5. What’s your favorite memory of us dating?
6. Which three people would you invite to your dream dinner party?
7. What’s one thing you’re really good at?
8. What’s the best compliment you’ve ever received?
9. What’s something you’re glad you’ll never have to do again?
10. What was your first job? Worst job? Best job?
11. If you were famous, what would you want it to be for?
12. If you could be insanely talented at one thing, what would you choose?
13. What was your bedroom like as a teenager?
14. What’s the worst date you’ve ever been on?
15. What’s the biggest trouble you’ve ever been in?
Dig Deeper (the Main Course)

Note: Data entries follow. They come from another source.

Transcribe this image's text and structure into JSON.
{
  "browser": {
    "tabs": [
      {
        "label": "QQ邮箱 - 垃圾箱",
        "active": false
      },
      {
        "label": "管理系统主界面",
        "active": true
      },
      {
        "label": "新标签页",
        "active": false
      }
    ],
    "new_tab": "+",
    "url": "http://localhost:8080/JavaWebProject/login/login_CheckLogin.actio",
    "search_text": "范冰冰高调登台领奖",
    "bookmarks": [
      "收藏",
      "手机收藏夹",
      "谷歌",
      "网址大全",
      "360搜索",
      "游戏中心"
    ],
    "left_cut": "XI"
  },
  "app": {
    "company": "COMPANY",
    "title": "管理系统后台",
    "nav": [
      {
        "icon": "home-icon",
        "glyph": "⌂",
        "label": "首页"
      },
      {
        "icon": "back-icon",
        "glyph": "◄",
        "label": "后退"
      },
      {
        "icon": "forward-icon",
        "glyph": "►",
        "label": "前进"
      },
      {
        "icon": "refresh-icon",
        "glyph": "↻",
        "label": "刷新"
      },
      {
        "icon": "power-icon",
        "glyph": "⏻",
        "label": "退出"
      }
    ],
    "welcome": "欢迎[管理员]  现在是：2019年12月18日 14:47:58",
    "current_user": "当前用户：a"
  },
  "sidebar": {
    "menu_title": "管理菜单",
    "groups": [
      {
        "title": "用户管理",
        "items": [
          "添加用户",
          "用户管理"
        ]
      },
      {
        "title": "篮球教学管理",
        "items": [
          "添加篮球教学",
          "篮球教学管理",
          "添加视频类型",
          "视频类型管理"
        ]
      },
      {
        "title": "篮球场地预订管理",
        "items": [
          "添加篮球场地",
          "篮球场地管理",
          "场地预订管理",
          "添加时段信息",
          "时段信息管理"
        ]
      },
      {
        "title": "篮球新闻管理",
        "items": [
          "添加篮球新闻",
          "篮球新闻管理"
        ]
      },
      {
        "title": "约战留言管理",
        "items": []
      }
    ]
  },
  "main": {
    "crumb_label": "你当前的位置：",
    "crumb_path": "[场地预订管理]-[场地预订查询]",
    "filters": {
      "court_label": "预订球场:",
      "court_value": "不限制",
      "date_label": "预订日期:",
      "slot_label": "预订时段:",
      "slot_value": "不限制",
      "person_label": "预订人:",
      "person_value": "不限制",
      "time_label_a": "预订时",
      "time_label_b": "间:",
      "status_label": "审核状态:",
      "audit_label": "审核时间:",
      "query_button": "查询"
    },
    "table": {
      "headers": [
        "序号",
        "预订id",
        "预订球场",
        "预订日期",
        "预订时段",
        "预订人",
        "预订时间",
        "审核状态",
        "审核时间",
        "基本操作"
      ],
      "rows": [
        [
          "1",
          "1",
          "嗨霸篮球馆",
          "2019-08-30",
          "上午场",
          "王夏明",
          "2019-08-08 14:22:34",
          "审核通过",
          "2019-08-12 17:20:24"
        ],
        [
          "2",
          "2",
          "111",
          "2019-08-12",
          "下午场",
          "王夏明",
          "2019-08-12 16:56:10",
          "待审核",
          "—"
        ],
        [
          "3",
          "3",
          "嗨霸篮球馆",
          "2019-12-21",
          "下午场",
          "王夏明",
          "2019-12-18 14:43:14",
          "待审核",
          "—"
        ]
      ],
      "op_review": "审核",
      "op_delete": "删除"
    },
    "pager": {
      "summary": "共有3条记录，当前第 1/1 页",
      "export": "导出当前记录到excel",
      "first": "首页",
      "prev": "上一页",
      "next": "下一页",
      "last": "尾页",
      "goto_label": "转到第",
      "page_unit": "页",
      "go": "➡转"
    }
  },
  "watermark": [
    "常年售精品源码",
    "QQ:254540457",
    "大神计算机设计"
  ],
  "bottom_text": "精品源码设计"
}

Even if you’ve been together for years, there’s always more to learn about each other. Sometimes you just have to dig a little deeper or peel back some layers. These topics can help jumpstart more reflective conversations.
16. What’s the best thing you learned from your parents? The worst thing?
17. What’s the best advice you’ve ever gotten? The worst advice?
18. What’s something you’ve always wanted to try?
19. What’s the status of your friendships? Who do you consider to be your best friend?
20. What movie or book has had the most impact on you and why?
21. What would your current self tell your teenage self?
22. How could we improve our sex life?
23. If you had a spare $10,000 right now, what would you do with it?
24. What do you wish you’d known about money when you were younger?
25. What turns you on most?
26. What makes you feel overwhelmed?
27. Who do you most look up to?
28. Are there any parts of your life you’d do over?
29. What’s the most adventurous thing you’ve ever done?
30. What’s something important that you’ve changed your mind on?
31. If you could change one thing about the world, what would it be?
32. What’s the most life-changing event you’ve ever experienced?
Dream Together (Dessert)
Relationships flourish where you have a shared vision of what a meaningful life together looks like. Here are some topics to help you dream about your future together.
33. If you had one piece of advice to live by, what would it be?
34. What’s your dream vacation?
35. Where do you want to retire?
36. Do you have any dreams or things that you want to accomplish that you’ve put on the back burner? How can we bring them to life?
37. What excites you most about our future?
38. What’s your biggest fear about the future?
39. What’s one thing you still want to accomplish?
40. Is there anyone you’d want to switch lives with?
41. What do you want your legacy to be?
This is a starter list and not every question will resonate with you. Hopefully, though, they’ll spark ideas for even more that do. Like parenting, relationships are a journey. They deserve our attention, just like we deserve to feel fun and interesting outside of our roles as mothers. So go ahead, change the conversation. You’ll be glad you did.